The ADS-B Mandate
Clearly, you can see ADS-B is the common denominator in any discussion you’re likely to have about purchasing a new transponder over the next several years. In May 2010, after thousands of hours of flight trials, the FAA formalized its mandate for ADS-B compliance as the “backbone” of the Next Generation Air Transportation System (NextGen). The “dependent” part of ADS-B simply means that everybody operating in the ATC environment will ultimately depend on everybody else to broadcast their identity, position, track, airspeed and so forth via ADS-B “Out” technology. Put plainly, traffic surveillance is going interactive, with NextGen air navigation transitioning from ground-based radar systems to a space-based, satellite-driven aircraft tracking system. Those radars will remain online in case of emergency and for use by the Transportation Security Administration, but for the most part satnav will be the norm in the future.

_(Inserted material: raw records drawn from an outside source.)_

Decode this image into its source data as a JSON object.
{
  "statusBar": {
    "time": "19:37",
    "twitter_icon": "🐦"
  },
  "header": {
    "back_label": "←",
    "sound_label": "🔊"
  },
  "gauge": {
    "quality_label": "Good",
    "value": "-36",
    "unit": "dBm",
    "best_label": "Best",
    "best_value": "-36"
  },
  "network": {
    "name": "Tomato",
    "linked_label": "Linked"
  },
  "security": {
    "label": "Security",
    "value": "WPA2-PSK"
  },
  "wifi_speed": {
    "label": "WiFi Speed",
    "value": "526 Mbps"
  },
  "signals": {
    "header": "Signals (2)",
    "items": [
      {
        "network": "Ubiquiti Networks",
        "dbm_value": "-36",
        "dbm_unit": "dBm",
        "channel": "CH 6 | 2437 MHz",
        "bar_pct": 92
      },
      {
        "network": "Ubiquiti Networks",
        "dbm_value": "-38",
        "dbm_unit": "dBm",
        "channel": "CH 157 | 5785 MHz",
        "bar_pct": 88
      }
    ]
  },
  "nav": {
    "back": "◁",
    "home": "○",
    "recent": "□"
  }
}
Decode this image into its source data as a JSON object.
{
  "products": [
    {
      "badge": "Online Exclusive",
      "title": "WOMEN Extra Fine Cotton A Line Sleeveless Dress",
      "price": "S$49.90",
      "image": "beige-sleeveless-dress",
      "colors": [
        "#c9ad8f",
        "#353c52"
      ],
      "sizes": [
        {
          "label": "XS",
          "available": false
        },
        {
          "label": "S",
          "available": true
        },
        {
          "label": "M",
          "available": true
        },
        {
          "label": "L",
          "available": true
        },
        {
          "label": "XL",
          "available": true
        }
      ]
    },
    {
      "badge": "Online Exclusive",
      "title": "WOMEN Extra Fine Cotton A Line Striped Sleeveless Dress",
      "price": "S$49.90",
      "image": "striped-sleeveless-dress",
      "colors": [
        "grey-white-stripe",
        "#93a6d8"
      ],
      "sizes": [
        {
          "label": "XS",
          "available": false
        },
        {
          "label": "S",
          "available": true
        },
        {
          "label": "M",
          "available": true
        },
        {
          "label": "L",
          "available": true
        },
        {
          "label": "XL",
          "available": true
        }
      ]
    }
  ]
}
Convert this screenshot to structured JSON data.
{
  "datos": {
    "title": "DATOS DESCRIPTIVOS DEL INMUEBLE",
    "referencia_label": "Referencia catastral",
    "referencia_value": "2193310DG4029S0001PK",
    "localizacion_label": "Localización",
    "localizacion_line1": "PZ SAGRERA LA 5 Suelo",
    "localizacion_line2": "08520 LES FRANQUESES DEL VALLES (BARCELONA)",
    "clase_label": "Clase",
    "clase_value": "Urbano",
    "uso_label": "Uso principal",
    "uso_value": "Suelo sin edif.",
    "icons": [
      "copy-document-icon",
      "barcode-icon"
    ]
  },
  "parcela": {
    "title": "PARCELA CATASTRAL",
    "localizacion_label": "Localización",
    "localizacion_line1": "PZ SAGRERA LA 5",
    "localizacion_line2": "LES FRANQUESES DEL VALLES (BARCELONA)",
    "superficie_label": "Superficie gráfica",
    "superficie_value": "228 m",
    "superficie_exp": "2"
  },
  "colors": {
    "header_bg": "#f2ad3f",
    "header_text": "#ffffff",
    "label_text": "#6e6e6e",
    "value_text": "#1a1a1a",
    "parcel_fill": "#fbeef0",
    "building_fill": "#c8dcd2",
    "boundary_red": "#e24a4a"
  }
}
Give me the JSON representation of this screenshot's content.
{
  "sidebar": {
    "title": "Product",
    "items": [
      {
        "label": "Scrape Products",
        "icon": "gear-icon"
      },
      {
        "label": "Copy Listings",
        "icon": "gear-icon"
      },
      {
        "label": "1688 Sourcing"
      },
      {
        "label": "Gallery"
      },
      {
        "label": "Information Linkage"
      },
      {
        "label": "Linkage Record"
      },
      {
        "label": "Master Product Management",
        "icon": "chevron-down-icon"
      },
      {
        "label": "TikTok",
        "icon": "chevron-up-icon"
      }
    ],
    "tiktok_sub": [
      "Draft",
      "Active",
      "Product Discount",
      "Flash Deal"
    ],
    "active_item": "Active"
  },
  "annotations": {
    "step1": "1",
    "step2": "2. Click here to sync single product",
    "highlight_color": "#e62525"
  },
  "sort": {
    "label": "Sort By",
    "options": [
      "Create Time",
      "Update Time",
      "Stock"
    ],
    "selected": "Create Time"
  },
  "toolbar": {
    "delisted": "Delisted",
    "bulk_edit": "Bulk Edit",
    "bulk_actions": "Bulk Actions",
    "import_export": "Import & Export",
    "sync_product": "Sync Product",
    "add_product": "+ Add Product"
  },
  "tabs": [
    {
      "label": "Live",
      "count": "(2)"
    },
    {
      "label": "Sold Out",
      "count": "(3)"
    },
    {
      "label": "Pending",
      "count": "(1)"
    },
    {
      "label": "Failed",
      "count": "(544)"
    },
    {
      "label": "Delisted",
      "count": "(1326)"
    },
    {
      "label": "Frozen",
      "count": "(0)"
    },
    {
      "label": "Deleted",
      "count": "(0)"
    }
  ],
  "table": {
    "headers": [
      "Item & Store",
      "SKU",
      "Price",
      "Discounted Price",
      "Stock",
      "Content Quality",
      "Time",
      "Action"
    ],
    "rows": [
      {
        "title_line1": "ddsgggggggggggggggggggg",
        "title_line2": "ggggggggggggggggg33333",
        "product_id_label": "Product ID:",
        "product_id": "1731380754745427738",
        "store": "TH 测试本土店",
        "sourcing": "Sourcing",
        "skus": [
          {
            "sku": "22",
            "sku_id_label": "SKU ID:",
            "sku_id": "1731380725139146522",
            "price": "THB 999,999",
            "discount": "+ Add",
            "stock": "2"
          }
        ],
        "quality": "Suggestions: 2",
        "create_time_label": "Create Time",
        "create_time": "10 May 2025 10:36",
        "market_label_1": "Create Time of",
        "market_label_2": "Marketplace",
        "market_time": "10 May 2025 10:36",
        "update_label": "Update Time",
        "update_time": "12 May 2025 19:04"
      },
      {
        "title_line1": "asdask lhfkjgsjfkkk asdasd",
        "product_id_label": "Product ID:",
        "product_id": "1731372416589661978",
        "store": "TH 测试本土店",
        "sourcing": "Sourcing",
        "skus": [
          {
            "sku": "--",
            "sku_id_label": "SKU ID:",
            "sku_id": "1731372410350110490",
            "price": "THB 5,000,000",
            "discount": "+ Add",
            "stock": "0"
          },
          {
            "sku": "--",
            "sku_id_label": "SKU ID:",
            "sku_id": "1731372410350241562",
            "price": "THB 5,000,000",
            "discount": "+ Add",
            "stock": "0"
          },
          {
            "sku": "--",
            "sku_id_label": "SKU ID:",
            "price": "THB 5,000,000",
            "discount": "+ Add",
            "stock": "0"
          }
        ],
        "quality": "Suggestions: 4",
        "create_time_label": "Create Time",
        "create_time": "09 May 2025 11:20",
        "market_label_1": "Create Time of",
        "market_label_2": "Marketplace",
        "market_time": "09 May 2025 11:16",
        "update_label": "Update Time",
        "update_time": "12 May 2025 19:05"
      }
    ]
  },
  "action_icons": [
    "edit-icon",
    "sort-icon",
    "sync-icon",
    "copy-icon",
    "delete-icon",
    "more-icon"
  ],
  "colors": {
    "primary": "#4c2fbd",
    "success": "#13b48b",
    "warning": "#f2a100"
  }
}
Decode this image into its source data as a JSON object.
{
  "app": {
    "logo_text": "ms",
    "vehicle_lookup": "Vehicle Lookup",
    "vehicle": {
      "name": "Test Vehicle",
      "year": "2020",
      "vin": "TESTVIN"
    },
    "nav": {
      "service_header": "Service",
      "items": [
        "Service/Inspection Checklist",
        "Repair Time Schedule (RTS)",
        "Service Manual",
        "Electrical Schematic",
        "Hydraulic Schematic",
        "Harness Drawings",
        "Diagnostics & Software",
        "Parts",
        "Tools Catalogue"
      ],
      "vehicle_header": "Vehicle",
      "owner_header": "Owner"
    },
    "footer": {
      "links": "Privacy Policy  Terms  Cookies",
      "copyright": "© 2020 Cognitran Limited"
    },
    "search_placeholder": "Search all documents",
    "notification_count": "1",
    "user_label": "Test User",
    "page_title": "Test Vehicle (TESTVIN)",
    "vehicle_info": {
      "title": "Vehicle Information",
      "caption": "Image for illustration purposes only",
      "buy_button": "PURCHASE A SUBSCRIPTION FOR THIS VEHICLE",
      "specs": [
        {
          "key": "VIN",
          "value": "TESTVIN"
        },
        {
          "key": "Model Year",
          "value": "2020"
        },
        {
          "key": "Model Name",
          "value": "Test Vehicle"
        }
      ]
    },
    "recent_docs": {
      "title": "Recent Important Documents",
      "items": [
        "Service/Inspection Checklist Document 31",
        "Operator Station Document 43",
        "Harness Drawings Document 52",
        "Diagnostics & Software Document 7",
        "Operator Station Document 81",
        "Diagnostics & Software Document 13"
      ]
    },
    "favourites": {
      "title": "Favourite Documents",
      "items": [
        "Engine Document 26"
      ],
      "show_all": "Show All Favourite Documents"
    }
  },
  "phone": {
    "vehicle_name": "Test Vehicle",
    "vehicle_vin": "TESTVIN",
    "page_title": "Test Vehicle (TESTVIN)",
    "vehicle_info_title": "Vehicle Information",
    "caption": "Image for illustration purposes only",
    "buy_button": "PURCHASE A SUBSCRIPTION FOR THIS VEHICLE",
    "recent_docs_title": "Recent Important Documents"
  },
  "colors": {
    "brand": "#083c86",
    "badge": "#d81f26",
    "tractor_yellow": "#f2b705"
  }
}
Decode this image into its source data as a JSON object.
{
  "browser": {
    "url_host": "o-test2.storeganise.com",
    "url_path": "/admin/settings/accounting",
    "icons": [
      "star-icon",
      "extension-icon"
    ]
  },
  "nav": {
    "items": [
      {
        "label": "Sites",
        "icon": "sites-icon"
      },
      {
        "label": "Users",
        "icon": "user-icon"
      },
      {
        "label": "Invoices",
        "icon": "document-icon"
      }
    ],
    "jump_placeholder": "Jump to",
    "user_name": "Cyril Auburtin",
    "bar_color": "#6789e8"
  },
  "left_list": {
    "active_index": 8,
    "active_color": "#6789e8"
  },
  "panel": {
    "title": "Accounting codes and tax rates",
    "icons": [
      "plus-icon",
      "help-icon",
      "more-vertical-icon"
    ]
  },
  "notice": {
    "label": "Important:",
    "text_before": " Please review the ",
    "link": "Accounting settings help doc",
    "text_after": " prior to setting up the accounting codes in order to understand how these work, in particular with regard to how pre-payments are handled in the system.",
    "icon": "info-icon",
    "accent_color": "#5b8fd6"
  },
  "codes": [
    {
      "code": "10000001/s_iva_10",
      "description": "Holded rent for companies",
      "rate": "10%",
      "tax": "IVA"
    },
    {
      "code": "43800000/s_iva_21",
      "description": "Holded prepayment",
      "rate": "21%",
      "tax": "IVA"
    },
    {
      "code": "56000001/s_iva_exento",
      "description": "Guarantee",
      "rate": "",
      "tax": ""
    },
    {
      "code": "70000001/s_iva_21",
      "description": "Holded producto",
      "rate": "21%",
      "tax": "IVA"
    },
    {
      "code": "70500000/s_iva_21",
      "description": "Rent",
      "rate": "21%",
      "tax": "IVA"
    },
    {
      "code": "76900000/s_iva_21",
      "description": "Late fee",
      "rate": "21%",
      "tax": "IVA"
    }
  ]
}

And that’s a good thing, really. The benefit of NextGen surveillance is that it’s more precise and widely available than radar. Currently, it takes 12 seconds for a long-range radar station to complete one sweep versus about five seconds for a terminal-area radar. That’s a long time, and as a result, controllers must maintain wider separation among aircraft for safety’s sake. ADS-B technology updates about once a second, allowing closer separation. Hence, NextGen will offer growth capability to accommodate future air traffic demands, which will be high.
Who will need ADS-B equipment? The short answer is, just about everybody who flies in controlled airspace. Even if you don’t fly IFR, your ability to obtain VFR traffic advisories and transition through most ATC-controlled airspace will still require that you have ADS-B “Out” capability on board. Basically, wherever you need a transponder now, you’ll need ADS-B in the future.